Cook also revealed that, as of now, the Apple App Store is home to over 700,000 mobile apps and 275,000 iPad apps.
“We’ve reached another milestone — customers have downloaded 35 billion apps from the store. This is jaw dropping,” Cook said, going on to explain that the App Store continues to exceed expectations.
Cook noted the 160 million game players specifically, emphasizing the importance of mobile games in this rapid growth.
“We work hard to make sure all of our products are upgradable to the latest operating system. After just one month, we have 200 million devices running iOS 6,” Cook said, noting the quick adoption rate of the new operating system since it was introduced alongside the iPhone 5.
Touting cloud capabilities across Apple’s mobile and desktop devices, Cook said that there are currently 125 million documents in iCloud.
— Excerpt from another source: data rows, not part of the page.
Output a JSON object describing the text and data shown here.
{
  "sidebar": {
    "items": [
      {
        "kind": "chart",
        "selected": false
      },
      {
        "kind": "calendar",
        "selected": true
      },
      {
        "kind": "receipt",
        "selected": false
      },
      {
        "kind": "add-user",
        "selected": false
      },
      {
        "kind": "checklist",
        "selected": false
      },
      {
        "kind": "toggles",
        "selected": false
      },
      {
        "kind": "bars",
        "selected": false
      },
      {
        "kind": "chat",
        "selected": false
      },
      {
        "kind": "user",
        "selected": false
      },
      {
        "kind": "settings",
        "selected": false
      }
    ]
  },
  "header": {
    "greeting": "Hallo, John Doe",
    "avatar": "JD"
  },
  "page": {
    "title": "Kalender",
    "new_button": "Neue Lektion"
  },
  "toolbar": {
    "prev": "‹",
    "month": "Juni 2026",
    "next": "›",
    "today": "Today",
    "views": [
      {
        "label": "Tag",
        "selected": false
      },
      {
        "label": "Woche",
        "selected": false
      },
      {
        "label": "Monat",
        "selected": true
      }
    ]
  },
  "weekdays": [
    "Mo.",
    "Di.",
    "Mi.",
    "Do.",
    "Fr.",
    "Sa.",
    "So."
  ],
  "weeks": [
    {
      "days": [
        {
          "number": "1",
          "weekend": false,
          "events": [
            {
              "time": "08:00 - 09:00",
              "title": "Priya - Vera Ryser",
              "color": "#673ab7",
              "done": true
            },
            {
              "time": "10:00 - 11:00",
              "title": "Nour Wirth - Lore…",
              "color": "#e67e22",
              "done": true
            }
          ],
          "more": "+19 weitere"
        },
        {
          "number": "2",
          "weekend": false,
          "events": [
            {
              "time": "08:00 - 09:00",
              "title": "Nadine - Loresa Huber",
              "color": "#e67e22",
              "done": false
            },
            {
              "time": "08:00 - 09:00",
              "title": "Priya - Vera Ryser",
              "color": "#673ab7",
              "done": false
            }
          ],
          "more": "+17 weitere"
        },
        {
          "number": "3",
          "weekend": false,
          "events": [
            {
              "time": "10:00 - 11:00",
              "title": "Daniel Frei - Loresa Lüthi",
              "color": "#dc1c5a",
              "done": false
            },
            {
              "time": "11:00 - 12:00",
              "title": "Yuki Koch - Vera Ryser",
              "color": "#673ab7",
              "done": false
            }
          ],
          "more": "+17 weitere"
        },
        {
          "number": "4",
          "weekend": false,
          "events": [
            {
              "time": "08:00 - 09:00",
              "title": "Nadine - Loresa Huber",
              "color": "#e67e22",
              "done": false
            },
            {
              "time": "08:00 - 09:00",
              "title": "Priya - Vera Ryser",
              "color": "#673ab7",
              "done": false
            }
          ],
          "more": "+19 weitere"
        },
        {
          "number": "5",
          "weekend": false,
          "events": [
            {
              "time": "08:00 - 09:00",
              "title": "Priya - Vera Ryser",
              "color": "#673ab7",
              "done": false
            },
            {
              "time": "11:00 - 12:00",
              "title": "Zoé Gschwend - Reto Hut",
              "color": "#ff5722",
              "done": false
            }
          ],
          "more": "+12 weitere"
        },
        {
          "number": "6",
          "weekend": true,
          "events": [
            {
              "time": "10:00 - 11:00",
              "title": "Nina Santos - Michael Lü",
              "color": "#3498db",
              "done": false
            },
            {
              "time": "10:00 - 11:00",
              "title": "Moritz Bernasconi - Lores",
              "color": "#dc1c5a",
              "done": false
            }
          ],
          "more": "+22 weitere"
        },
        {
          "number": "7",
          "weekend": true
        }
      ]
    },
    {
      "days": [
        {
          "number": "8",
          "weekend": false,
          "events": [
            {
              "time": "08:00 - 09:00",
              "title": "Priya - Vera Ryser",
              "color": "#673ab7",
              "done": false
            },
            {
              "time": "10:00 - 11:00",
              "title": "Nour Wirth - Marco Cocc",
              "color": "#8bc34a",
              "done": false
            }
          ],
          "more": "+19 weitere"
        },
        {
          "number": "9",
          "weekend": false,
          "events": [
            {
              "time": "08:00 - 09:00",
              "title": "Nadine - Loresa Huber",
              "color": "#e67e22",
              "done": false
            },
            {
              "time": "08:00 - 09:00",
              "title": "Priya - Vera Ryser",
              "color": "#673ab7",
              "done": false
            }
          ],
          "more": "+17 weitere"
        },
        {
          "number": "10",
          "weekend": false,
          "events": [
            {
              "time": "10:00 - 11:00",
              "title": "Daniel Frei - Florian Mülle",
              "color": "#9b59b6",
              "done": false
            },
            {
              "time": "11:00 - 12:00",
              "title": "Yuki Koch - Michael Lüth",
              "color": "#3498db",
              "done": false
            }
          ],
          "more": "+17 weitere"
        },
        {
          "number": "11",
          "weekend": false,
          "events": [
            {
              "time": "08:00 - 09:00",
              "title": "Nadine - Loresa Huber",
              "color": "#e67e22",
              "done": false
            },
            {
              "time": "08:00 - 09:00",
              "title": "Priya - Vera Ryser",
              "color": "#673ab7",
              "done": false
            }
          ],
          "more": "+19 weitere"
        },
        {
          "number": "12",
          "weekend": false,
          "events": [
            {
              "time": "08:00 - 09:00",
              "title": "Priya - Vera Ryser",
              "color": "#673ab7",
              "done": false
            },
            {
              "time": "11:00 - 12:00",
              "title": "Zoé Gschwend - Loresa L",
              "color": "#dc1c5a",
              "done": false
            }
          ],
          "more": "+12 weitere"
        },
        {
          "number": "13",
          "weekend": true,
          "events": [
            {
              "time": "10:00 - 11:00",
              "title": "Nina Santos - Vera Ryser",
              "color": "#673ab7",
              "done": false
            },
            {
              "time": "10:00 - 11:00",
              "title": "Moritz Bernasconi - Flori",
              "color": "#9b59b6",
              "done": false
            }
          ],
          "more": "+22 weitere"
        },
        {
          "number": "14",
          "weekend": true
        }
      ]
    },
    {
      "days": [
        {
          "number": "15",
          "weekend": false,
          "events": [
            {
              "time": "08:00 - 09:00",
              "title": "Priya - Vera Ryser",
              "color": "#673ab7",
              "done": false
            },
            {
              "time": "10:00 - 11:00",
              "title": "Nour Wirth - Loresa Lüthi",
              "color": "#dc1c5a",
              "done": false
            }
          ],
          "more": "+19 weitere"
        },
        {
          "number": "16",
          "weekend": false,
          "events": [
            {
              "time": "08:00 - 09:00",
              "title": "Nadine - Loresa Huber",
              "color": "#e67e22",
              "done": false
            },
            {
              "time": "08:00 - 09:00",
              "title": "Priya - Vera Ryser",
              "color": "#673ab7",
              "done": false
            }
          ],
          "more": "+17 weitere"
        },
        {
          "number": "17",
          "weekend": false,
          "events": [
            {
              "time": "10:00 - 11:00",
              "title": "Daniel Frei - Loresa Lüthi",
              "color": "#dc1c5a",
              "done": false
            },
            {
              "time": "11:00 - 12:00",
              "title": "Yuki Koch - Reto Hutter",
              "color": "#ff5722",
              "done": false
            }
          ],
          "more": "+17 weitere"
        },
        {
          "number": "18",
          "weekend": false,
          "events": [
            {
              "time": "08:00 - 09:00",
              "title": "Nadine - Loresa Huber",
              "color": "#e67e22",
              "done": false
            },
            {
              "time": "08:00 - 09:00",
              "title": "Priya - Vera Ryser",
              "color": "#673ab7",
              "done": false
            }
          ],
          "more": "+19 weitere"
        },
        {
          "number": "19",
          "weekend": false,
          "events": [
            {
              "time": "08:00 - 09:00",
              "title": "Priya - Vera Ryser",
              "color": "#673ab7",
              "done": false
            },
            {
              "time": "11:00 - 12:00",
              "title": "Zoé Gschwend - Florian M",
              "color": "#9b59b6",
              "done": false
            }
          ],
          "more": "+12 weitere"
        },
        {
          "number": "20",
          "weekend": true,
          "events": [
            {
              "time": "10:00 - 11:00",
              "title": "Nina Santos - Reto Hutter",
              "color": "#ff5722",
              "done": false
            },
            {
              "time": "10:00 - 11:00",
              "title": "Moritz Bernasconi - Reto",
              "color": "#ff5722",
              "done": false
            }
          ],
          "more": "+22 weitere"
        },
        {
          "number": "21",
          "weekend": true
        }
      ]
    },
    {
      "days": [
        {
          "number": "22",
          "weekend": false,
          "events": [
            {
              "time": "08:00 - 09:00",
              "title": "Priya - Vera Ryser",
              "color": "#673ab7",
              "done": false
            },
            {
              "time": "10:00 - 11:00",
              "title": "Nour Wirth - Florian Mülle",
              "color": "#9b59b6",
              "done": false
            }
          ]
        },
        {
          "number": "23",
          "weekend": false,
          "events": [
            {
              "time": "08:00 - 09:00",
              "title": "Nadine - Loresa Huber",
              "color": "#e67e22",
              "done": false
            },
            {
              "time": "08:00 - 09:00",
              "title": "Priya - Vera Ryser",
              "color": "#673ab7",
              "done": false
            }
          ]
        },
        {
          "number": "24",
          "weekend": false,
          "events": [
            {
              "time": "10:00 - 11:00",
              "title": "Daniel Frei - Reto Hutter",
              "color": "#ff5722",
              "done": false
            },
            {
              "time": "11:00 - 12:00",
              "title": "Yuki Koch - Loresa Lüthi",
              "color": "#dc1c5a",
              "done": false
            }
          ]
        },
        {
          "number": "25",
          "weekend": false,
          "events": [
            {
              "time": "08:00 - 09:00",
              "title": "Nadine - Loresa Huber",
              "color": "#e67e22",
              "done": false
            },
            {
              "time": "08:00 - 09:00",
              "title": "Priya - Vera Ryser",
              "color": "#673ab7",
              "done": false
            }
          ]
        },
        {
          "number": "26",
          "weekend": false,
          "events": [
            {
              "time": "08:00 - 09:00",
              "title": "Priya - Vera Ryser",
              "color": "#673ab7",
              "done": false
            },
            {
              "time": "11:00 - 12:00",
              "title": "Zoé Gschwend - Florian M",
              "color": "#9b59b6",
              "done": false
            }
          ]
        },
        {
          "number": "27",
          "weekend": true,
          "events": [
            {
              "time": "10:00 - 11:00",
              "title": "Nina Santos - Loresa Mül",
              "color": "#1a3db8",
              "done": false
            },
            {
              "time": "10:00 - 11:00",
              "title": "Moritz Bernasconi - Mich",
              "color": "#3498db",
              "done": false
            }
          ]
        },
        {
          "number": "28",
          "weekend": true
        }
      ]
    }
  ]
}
Cook then segued to revealing a new version of iBooks that’s better integrated with iCloud, allowing readers to start reading a book on one device and pick it back up where they left off on another. The new version of iBooks also adds a new sepia theme, continuous scrolling and the ability to share quotes from the book on Twitter and Facebook. Cook mentioned that iBooks is available in 40 languages while demoing a Korean-language book. Overall, more than 400 million books were downloaded from the iBooks store since its inception, Cook said.